from almost blind to 20/20

I got glasses in 2nd grade. I remember the day very well. I went into the doctor’s office with fuzzy vision and when I walked out with my new glasses, I could see the leaves on the trees. It was really amazing.
image
In 6th grade I got contact lenses. Not having to wear dorky glasses was a relief. 

My vision increasingly deteriorated for the next 10 years. Every year, I would go back to the doctor and get a stronger prescription. 

When I was maybe 10(?), my mom took me and my sister with her to Montreal to get LASIK (I’m not even sure it was called that back then). She had really poor eye-sight and was almost legally blind. The doctor let us watch the procedure from a large glass window that looked into the operating room. It was amazing. In a matter of minutes, her vision was corrected. When she woke from the doctor madated sleep, she could see. Without glasses or contacts. She could just see. 

Ever since that day, I dreamed of getting LASIK. I asked to get LASIK as my graduation present from college. I wanted it so badly. 

After putting it off for a few years due to cost, I finally decided to take the plunge. I had my free consultation and was confirmed to be a good candidate for the procedure. I scheduled my surgery for after the holidays and patiently waited.

 

The Process: 
About a week before the surgery, I had to stop wearing my contacts. I still made it to swim practice and, surprisingly, it wasn’t as hard as I thought it would be to swim blind. 

I had a pre-op appointment on Thursday (day before surgery) to confirm that my eyes were still healthy and that I’d have good results from the surgery. Everything looked good so I got the green light. 

C dropped me off at the office at 8:30am Friday morning. I was called back into the surgery waiting room and offered a valium to help relax and ease nerves. I gladly accepted it. After a brief video and instructions from the nurses, I was ushered into another room just outside of the laser room and told to lay back with my eyes closed. 
Soon after, the doctor greeted me and answered any questions. I was then brought into the operating room and laid on another chair/bed. A nurse put all sorts of washes and drop in my eyes to numb/clean them. I rested there for another 5 minutes or so with my eyes closed. They do this step inside the operating room so that you can hear the laser and be prepared for what it will sound like. 

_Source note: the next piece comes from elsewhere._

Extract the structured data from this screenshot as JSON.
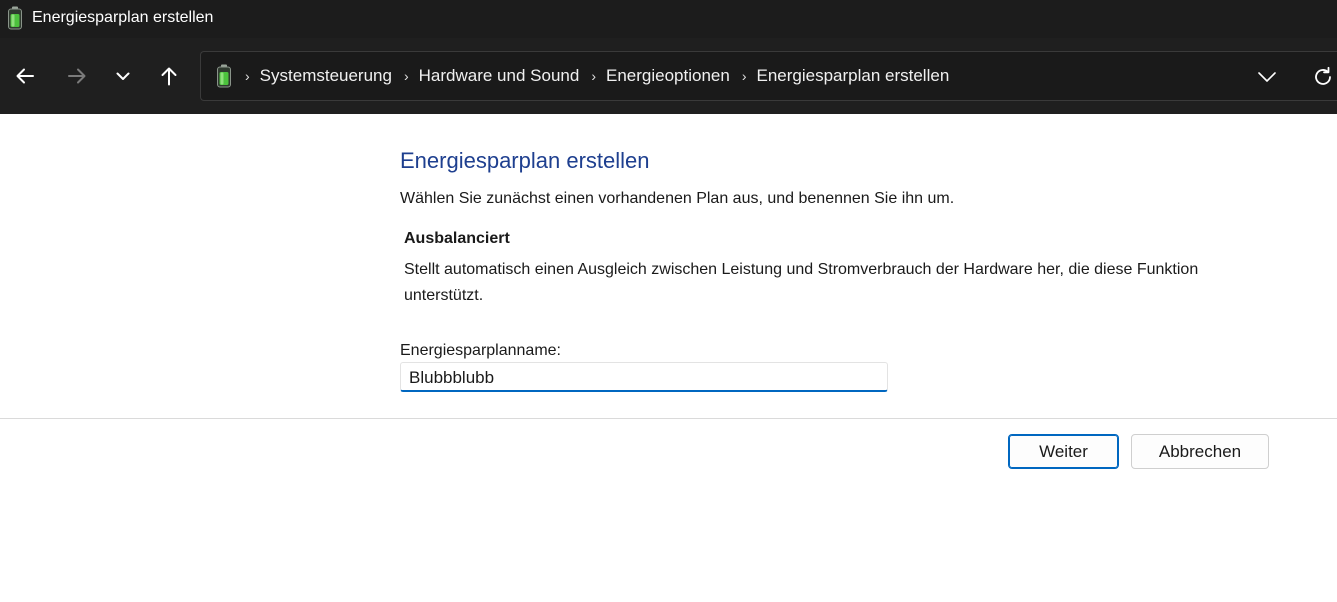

I was then moved to the operating table. I laid back in the head rest and the doctor explained the process. First, the laser would make the incision to create the flap in my cornea. This was the most uncomfortable part. Some sort of device presses down very hard on your eye ball to keep it steady while the flap is cut. It only takes about 10-15 seconds per eye but it was quite painful. 

Next, vision correction. They correct one eye at a time and it only takes a matter of seconds. The doctor asked me to focus on a green light and follow it no matter what. In 22 seconds, my right eye was done. In 18 seconds, my left eye was done. After all of 3-4 minutes, my vision was corrected to 20/20. Just like that. When I sat up from the procedure, I could basically see. 

My eyes were checked by the doctor and then I was sent to another room to rest for 20 minutes. C was called to pick me up and that was it! I was sent home with lots of eye drops and some really sweet goggles to wear while I slept.

I was provided with a sleeping pill because you are required to sleep for 4-5 hours immediately following the procedure. The pill was heaven. I passed out hard and didn’t wake up until C came home from work. I was able to drag myself out of bed to eat some dinner but quickly fell back asleep for another 2-3 hours. 
By Saturday morning, I was basically seeing 20/20. It was such an amazing experience. I can’t believe I waited so long to do this! I’m so thankful that I had a smooth and easy procedure and I would highly recommend it to anyone with poor vision. The 1 minute of discomfort is worth it for a life time of perfect vision.
Advertisements

Leave a Reply

Fill in your details below or click an icon to log in:

WordPress.com Logo

You are commenting using your WordPress.com account. Log Out / Change )

Twitter picture

You are commenting using your Twitter account. Log Out / Change )

Facebook photo

You are commenting using your Facebook account. Log Out / Change )

Google+ photo

You are commenting using your Google+ account. Log Out / Change )

Connecting to %s